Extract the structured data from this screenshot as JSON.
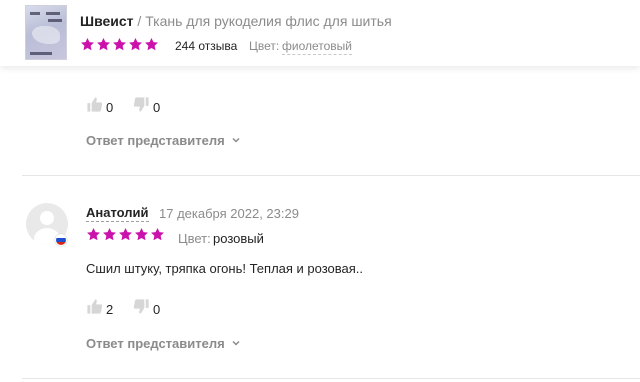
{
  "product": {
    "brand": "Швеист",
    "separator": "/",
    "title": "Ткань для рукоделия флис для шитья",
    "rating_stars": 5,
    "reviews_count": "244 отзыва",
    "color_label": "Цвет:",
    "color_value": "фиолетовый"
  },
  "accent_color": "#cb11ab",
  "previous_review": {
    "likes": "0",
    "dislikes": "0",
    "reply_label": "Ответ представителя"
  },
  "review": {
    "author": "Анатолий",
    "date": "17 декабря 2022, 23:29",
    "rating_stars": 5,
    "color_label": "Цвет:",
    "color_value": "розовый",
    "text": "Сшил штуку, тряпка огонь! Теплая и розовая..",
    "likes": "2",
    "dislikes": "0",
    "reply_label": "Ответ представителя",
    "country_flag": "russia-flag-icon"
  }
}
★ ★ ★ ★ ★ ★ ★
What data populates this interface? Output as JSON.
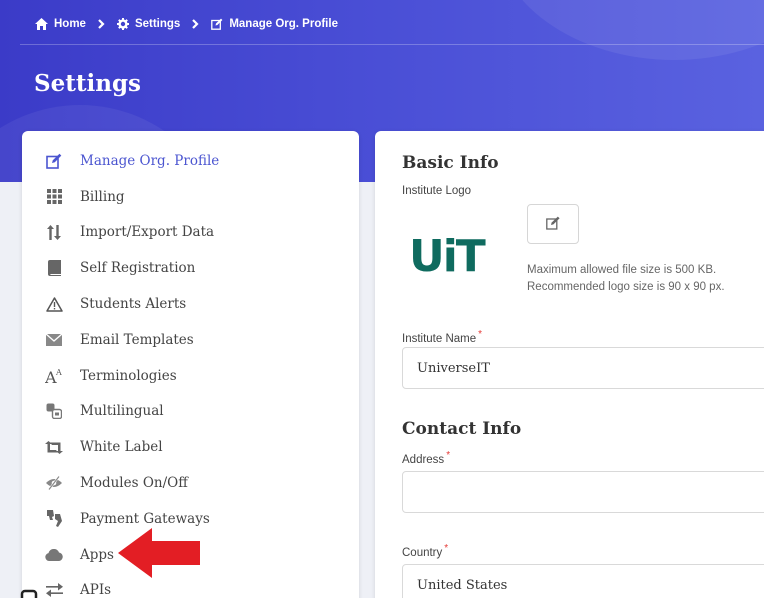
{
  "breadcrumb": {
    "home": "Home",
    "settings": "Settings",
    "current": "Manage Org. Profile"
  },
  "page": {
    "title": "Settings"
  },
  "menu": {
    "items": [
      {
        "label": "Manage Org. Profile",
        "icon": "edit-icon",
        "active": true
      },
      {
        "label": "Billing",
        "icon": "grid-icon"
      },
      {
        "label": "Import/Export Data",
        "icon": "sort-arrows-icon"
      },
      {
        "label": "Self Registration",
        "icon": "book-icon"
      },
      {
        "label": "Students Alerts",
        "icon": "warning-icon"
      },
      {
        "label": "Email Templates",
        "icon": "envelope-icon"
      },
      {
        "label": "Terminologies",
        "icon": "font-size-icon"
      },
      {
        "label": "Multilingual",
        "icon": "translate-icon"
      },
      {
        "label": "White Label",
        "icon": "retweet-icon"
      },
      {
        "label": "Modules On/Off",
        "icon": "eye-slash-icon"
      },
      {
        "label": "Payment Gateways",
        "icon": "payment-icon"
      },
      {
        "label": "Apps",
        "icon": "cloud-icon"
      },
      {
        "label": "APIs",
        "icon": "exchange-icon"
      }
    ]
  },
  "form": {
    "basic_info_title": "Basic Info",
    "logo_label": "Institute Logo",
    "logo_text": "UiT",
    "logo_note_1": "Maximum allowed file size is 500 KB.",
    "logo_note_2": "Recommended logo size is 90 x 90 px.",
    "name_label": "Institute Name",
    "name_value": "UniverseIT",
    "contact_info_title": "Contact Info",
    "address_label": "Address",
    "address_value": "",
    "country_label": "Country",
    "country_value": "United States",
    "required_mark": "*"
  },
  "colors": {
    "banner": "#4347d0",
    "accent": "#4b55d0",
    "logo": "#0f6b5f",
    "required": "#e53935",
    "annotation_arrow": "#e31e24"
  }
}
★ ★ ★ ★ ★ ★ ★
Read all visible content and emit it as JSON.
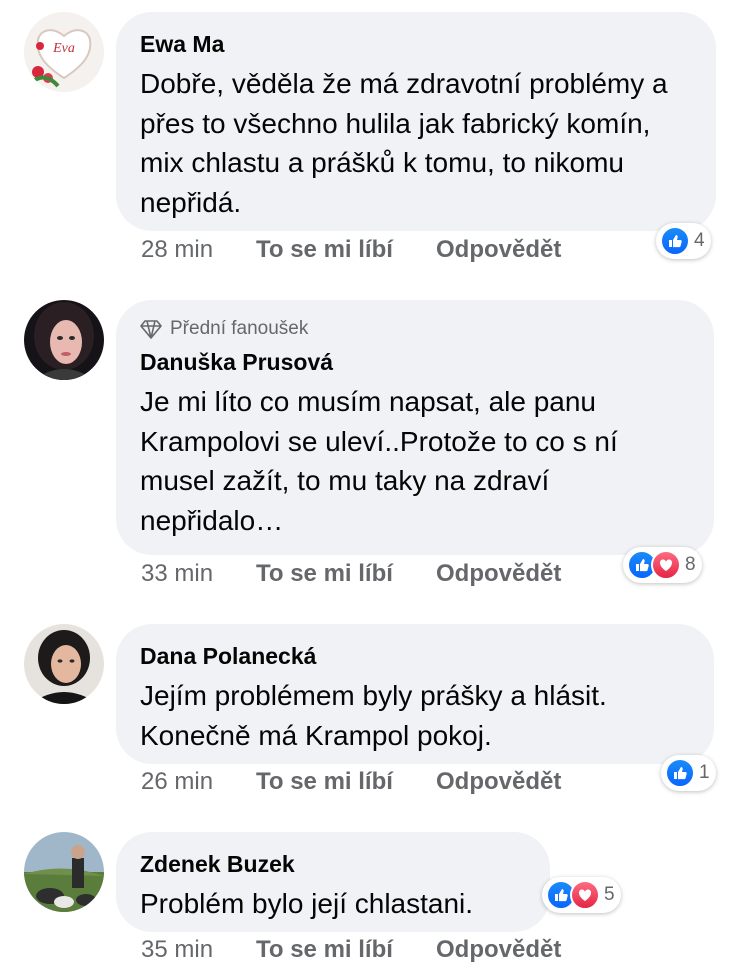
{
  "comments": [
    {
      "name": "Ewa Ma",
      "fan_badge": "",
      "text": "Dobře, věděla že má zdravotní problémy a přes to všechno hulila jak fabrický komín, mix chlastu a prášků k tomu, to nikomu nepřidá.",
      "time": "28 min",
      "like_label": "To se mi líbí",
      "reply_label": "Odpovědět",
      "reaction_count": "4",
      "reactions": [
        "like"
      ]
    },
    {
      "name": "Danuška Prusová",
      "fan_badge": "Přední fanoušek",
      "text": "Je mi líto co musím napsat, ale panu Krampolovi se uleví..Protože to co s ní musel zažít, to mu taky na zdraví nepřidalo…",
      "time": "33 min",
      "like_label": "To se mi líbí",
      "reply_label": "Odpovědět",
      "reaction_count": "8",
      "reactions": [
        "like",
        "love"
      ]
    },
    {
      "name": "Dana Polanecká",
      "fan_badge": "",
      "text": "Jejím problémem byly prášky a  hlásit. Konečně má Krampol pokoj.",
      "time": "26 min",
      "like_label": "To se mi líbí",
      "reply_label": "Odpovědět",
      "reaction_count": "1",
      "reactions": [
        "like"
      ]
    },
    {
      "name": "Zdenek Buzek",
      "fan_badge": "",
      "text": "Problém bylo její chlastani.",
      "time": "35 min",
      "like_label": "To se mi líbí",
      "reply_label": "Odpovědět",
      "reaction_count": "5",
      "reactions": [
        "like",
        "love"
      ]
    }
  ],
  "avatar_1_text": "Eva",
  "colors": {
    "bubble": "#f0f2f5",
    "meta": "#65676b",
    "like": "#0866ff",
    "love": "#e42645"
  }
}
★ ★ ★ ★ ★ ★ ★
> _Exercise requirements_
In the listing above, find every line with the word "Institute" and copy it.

> _Expected answer_
    "logo_label": "Institute Logo",
    "name_label": "Institute Name",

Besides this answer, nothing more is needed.